- **ASSIGNMENT**
Would you please restate all of the entries exactly, apart from the pictures?
** EXERCISE DATA follows **
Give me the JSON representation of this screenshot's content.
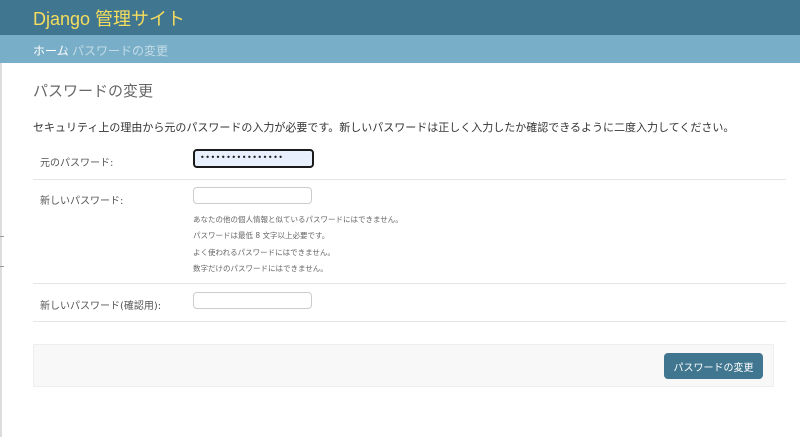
{
  "header": {
    "brand": "Django 管理サイト"
  },
  "breadcrumb": {
    "home": "ホーム",
    "separator": "›",
    "current": "パスワードの変更"
  },
  "page": {
    "title": "パスワードの変更",
    "intro": "セキュリティ上の理由から元のパスワードの入力が必要です。新しいパスワードは正しく入力したか確認できるように二度入力してください。"
  },
  "form": {
    "old_password": {
      "label": "元のパスワード:",
      "value": "••••••••••••••••"
    },
    "new_password1": {
      "label": "新しいパスワード:",
      "value": "",
      "help": [
        "あなたの他の個人情報と似ているパスワードにはできません。",
        "パスワードは最低 8 文字以上必要です。",
        "よく使われるパスワードにはできません。",
        "数字だけのパスワードにはできません。"
      ]
    },
    "new_password2": {
      "label": "新しいパスワード(確認用):",
      "value": ""
    }
  },
  "submit": {
    "label": "パスワードの変更"
  },
  "colors": {
    "header_bg": "#417690",
    "brand_text": "#f5dd5d",
    "breadcrumb_bg": "#79aec8",
    "button_bg": "#417690"
  }
}
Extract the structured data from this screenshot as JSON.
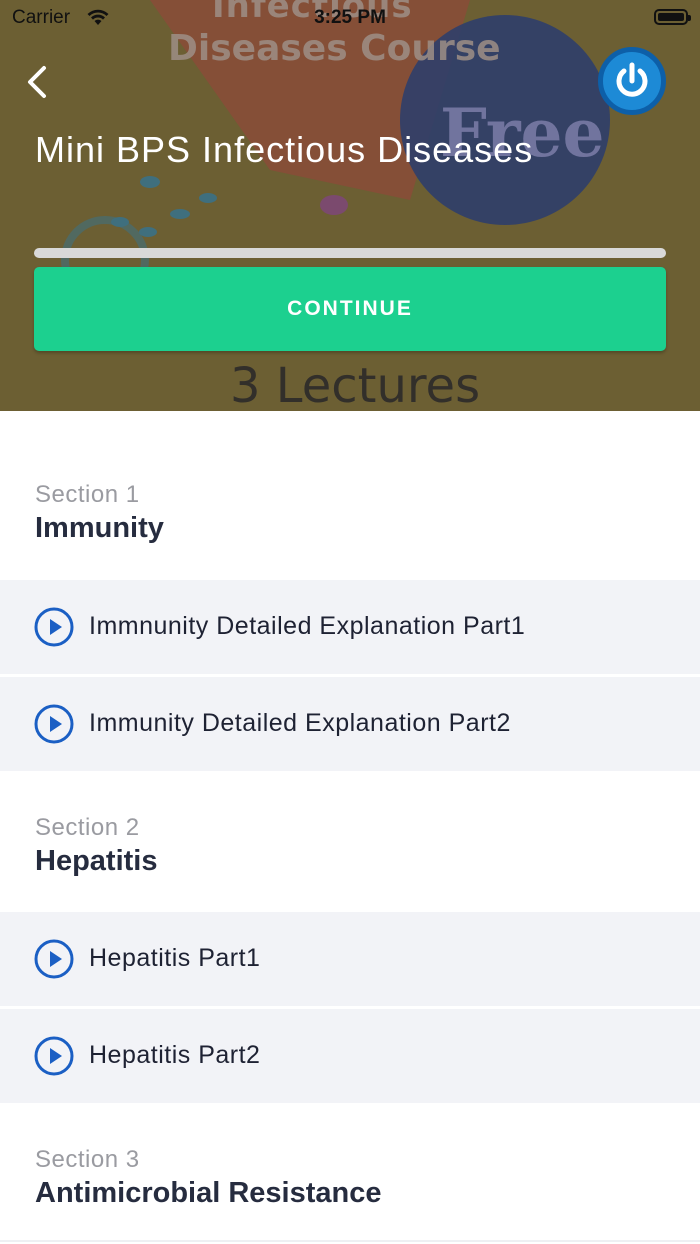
{
  "status_bar": {
    "carrier": "Carrier",
    "time": "3:25 PM"
  },
  "hero": {
    "banner_line1": "Infectious",
    "banner_line2": "Diseases Course",
    "banner_free": "Free",
    "banner_lectures": "3 Lectures",
    "course_title": "Mini BPS Infectious Diseases",
    "progress_percent": 0,
    "continue_label": "CONTINUE"
  },
  "colors": {
    "accent_green": "#1cd08f",
    "play_blue": "#1b5fc4",
    "power_blue": "#1d8ad6"
  },
  "sections": [
    {
      "number": "Section 1",
      "title": "Immunity",
      "lessons": [
        "Immnunity Detailed Explanation Part1",
        "Immunity Detailed Explanation Part2"
      ]
    },
    {
      "number": "Section 2",
      "title": "Hepatitis",
      "lessons": [
        "Hepatitis Part1",
        "Hepatitis Part2"
      ]
    },
    {
      "number": "Section 3",
      "title": "Antimicrobial Resistance",
      "lessons": []
    }
  ]
}
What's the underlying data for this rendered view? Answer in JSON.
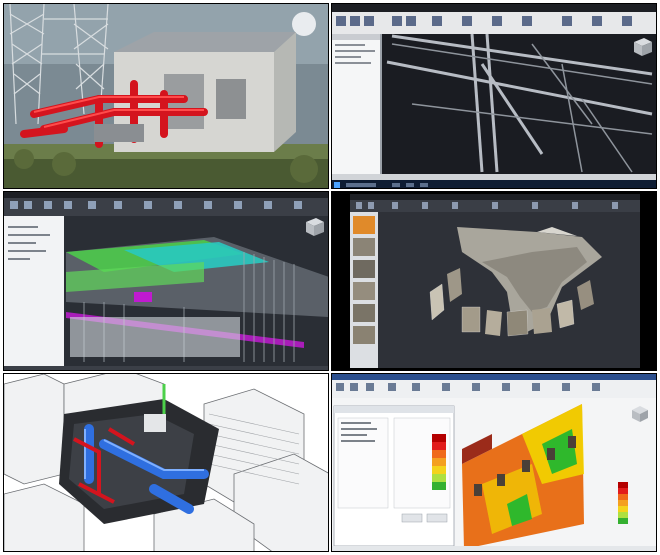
{
  "grid": {
    "panels": [
      {
        "id": "photo-pipe-skid",
        "kind": "photo"
      },
      {
        "id": "revit-steel-structure",
        "kind": "software-screenshot"
      },
      {
        "id": "cad-pointcloud-floor",
        "kind": "software-screenshot"
      },
      {
        "id": "photogrammetry-bridge",
        "kind": "software-screenshot"
      },
      {
        "id": "bim-duct-isometric",
        "kind": "render"
      },
      {
        "id": "surface-deviation-heatmap",
        "kind": "software-screenshot"
      }
    ]
  },
  "colors": {
    "pipe_red": "#d4141e",
    "dark_ui": "#2b2d33",
    "ribbon": "#3b3f47",
    "pointcloud_green": "#4cd04a",
    "cyan_plane": "#29c9c0",
    "magenta_band": "#c01ad0",
    "duct_blue": "#2f6fe0",
    "heat_orange": "#e8701a",
    "heat_yellow": "#f2d400",
    "heat_green": "#2fb82c"
  },
  "icons": [
    "view-cube-icon",
    "search-icon",
    "ribbon-tool-icon",
    "windows-start-icon"
  ],
  "heatmap_legend": {
    "levels": [
      1.0,
      0.85,
      0.7,
      0.55,
      0.4,
      0.25,
      0.1
    ],
    "colors": [
      "#b40000",
      "#e21c1c",
      "#f06a1a",
      "#f4a020",
      "#f4d31c",
      "#aee040",
      "#34b030"
    ]
  }
}
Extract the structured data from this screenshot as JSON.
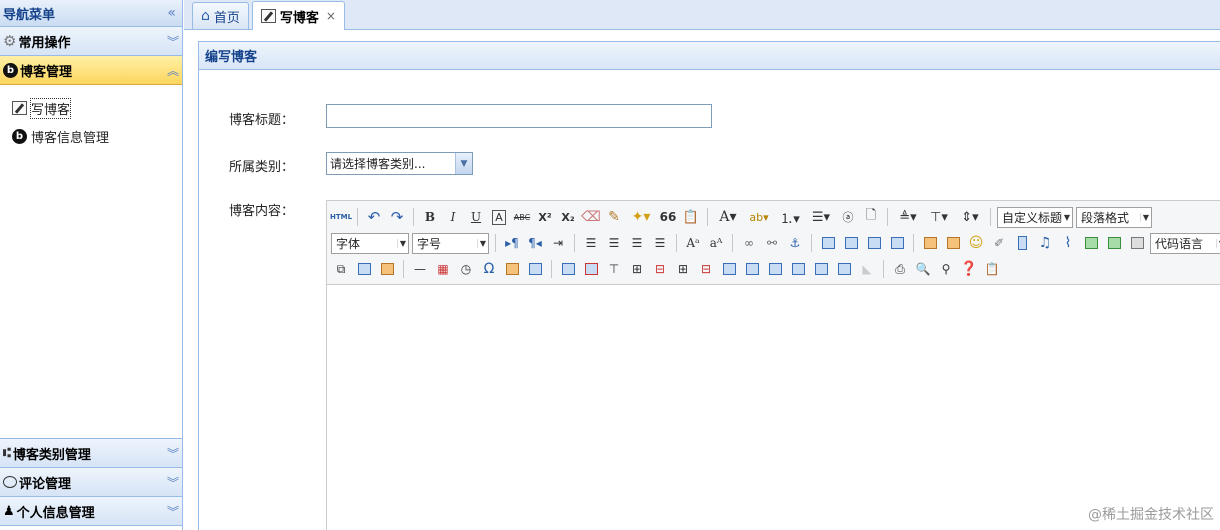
{
  "sidebar": {
    "header_title": "导航菜单",
    "collapse_glyph": "«",
    "panels": [
      {
        "label": "常用操作",
        "icon": "gear-icon",
        "chevron": "︾"
      },
      {
        "label": "博客管理",
        "icon": "blog-icon",
        "icon_glyph": "b",
        "chevron": "︽"
      }
    ],
    "menu_items": [
      {
        "label": "写博客",
        "icon": "write-blog-icon"
      },
      {
        "label": "博客信息管理",
        "icon": "blog-icon",
        "icon_glyph": "b"
      }
    ],
    "bottom_panels": [
      {
        "label": "博客类别管理",
        "icon": "tree-icon",
        "chevron": "︾"
      },
      {
        "label": "评论管理",
        "icon": "comment-icon",
        "chevron": "︾"
      },
      {
        "label": "个人信息管理",
        "icon": "user-icon",
        "chevron": "︾"
      }
    ]
  },
  "tabs": [
    {
      "label": "首页",
      "icon": "home-icon"
    },
    {
      "label": "写博客",
      "icon": "write-blog-icon",
      "close": "×"
    }
  ],
  "panel": {
    "title": "编写博客"
  },
  "form": {
    "title_label": "博客标题：",
    "title_value": "",
    "category_label": "所属类别：",
    "category_selected": "请选择博客类别...",
    "content_label": "博客内容："
  },
  "toolbar": {
    "html": "HTML",
    "bold": "B",
    "italic": "I",
    "underline": "U",
    "strikethrough": "ABC",
    "superscript": "X²",
    "subscript": "X₂",
    "quote": "66",
    "font_color": "A",
    "custom_title": "自定义标题",
    "paragraph_format": "段落格式",
    "font_family": "字体",
    "font_size": "字号",
    "code_lang": "代码语言",
    "omega": "Ω"
  },
  "watermark": "@稀土掘金技术社区",
  "colors": {
    "accent": "#15428b",
    "active_panel": "#fcd65e",
    "border": "#99bbe8"
  }
}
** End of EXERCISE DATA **
- **TASK RESULT**
Give me the JSON representation of this screenshot's content.
{
  "header": {
    "brand": "Django 管理サイト"
  },
  "breadcrumb": {
    "home": "ホーム",
    "separator": "›",
    "current": "パスワードの変更"
  },
  "page": {
    "title": "パスワードの変更",
    "intro": "セキュリティ上の理由から元のパスワードの入力が必要です。新しいパスワードは正しく入力したか確認できるように二度入力してください。"
  },
  "form": {
    "old_password": {
      "label": "元のパスワード:",
      "value": "••••••••••••••••"
    },
    "new_password1": {
      "label": "新しいパスワード:",
      "value": "",
      "help": [
        "あなたの他の個人情報と似ているパスワードにはできません。",
        "パスワードは最低 8 文字以上必要です。",
        "よく使われるパスワードにはできません。",
        "数字だけのパスワードにはできません。"
      ]
    },
    "new_password2": {
      "label": "新しいパスワード(確認用):",
      "value": ""
    }
  },
  "submit": {
    "label": "パスワードの変更"
  },
  "colors": {
    "header_bg": "#417690",
    "brand_text": "#f5dd5d",
    "breadcrumb_bg": "#79aec8",
    "button_bg": "#417690"
  }
}
Extract the structured data from this screenshot as JSON.
{
  "status_bar": {
    "carrier": "Carrier",
    "time": "3:25 PM"
  },
  "hero": {
    "banner_line1": "Infectious",
    "banner_line2": "Diseases Course",
    "banner_free": "Free",
    "banner_lectures": "3 Lectures",
    "course_title": "Mini BPS Infectious Diseases",
    "progress_percent": 0,
    "continue_label": "CONTINUE"
  },
  "colors": {
    "accent_green": "#1cd08f",
    "play_blue": "#1b5fc4",
    "power_blue": "#1d8ad6"
  },
  "sections": [
    {
      "number": "Section 1",
      "title": "Immunity",
      "lessons": [
        "Immnunity Detailed Explanation Part1",
        "Immunity Detailed Explanation Part2"
      ]
    },
    {
      "number": "Section 2",
      "title": "Hepatitis",
      "lessons": [
        "Hepatitis Part1",
        "Hepatitis Part2"
      ]
    },
    {
      "number": "Section 3",
      "title": "Antimicrobial Resistance",
      "lessons": []
    }
  ]
}
What's the underlying data for this rendered view? Answer in JSON.
{
  "grid": {
    "panels": [
      {
        "id": "photo-pipe-skid",
        "kind": "photo"
      },
      {
        "id": "revit-steel-structure",
        "kind": "software-screenshot"
      },
      {
        "id": "cad-pointcloud-floor",
        "kind": "software-screenshot"
      },
      {
        "id": "photogrammetry-bridge",
        "kind": "software-screenshot"
      },
      {
        "id": "bim-duct-isometric",
        "kind": "render"
      },
      {
        "id": "surface-deviation-heatmap",
        "kind": "software-screenshot"
      }
    ]
  },
  "colors": {
    "pipe_red": "#d4141e",
    "dark_ui": "#2b2d33",
    "ribbon": "#3b3f47",
    "pointcloud_green": "#4cd04a",
    "cyan_plane": "#29c9c0",
    "magenta_band": "#c01ad0",
    "duct_blue": "#2f6fe0",
    "heat_orange": "#e8701a",
    "heat_yellow": "#f2d400",
    "heat_green": "#2fb82c"
  },
  "icons": [
    "view-cube-icon",
    "search-icon",
    "ribbon-tool-icon",
    "windows-start-icon"
  ],
  "heatmap_legend": {
    "levels": [
      1.0,
      0.85,
      0.7,
      0.55,
      0.4,
      0.25,
      0.1
    ],
    "colors": [
      "#b40000",
      "#e21c1c",
      "#f06a1a",
      "#f4a020",
      "#f4d31c",
      "#aee040",
      "#34b030"
    ]
  }
}
Extract the structured data from this screenshot as JSON.
{
  "sidebar": {
    "header_title": "导航菜单",
    "collapse_glyph": "«",
    "panels": [
      {
        "label": "常用操作",
        "icon": "gear-icon",
        "chevron": "︾"
      },
      {
        "label": "博客管理",
        "icon": "blog-icon",
        "icon_glyph": "b",
        "chevron": "︽"
      }
    ],
    "menu_items": [
      {
        "label": "写博客",
        "icon": "write-blog-icon"
      },
      {
        "label": "博客信息管理",
        "icon": "blog-icon",
        "icon_glyph": "b"
      }
    ],
    "bottom_panels": [
      {
        "label": "博客类别管理",
        "icon": "tree-icon",
        "chevron": "︾"
      },
      {
        "label": "评论管理",
        "icon": "comment-icon",
        "chevron": "︾"
      },
      {
        "label": "个人信息管理",
        "icon": "user-icon",
        "chevron": "︾"
      }
    ]
  },
  "tabs": [
    {
      "label": "首页",
      "icon": "home-icon"
    },
    {
      "label": "写博客",
      "icon": "write-blog-icon",
      "close": "×"
    }
  ],
  "panel": {
    "title": "编写博客"
  },
  "form": {
    "title_label": "博客标题：",
    "title_value": "",
    "category_label": "所属类别：",
    "category_selected": "请选择博客类别...",
    "content_label": "博客内容："
  },
  "toolbar": {
    "html": "HTML",
    "bold": "B",
    "italic": "I",
    "underline": "U",
    "strikethrough": "ABC",
    "superscript": "X²",
    "subscript": "X₂",
    "quote": "66",
    "font_color": "A",
    "custom_title": "自定义标题",
    "paragraph_format": "段落格式",
    "font_family": "字体",
    "font_size": "字号",
    "code_lang": "代码语言",
    "omega": "Ω"
  },
  "watermark": "@稀土掘金技术社区",
  "colors": {
    "accent": "#15428b",
    "active_panel": "#fcd65e",
    "border": "#99bbe8"
  }
}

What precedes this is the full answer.